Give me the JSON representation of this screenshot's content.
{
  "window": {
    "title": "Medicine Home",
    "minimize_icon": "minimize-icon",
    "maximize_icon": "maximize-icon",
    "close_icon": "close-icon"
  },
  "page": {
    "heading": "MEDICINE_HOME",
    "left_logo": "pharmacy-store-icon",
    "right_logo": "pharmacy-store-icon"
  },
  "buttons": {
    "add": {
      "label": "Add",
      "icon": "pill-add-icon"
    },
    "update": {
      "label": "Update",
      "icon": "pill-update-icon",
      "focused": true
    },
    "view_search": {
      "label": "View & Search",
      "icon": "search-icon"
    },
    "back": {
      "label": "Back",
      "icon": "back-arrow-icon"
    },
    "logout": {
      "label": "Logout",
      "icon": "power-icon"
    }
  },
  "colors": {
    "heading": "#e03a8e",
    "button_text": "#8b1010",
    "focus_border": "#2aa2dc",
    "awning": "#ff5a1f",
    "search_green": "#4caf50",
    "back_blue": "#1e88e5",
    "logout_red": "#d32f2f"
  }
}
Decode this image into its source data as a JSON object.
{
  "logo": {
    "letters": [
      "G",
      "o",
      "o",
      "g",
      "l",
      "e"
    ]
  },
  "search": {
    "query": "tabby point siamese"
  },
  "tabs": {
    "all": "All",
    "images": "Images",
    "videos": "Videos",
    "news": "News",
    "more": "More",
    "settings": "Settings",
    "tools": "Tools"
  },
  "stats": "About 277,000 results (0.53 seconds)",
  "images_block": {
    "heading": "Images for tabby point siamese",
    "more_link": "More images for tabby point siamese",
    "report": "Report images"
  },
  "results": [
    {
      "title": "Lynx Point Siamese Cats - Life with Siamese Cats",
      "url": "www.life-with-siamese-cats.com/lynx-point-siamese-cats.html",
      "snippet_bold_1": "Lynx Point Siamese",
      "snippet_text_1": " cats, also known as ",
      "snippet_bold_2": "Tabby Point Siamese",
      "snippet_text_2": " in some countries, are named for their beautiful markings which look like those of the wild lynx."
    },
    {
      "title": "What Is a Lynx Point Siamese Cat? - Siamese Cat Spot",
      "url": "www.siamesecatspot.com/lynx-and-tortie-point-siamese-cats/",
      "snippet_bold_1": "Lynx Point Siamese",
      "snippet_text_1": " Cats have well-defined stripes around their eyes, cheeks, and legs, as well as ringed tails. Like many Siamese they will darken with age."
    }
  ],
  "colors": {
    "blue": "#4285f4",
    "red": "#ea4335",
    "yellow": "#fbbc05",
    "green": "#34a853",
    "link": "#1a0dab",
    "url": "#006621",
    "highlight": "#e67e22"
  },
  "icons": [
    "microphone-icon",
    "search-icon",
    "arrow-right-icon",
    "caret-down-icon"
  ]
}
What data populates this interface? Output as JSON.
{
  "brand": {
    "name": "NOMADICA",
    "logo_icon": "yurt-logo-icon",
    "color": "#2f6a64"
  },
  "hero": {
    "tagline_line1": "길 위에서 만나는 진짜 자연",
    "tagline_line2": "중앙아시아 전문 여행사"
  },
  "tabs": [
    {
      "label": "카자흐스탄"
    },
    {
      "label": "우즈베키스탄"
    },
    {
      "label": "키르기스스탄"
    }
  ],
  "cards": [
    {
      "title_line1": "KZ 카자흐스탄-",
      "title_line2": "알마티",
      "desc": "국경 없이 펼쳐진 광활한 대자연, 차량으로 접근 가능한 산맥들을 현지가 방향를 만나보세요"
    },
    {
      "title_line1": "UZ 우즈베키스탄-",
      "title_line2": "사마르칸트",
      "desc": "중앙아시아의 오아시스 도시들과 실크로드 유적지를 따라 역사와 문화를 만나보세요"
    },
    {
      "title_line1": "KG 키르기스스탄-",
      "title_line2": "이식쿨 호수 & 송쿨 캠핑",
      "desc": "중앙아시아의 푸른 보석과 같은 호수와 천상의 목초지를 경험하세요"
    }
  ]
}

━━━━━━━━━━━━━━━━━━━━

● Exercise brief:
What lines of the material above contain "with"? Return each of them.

● Written response:
      "title": "Lynx Point Siamese Cats - Life with Siamese Cats",
      "url": "www.life-with-siamese-cats.com/lynx-point-siamese-cats.html",
      "snippet_text_1": " Cats have well-defined stripes around their eyes, cheeks, and legs, as well as ringed tails. Like many Siamese they will darken with age."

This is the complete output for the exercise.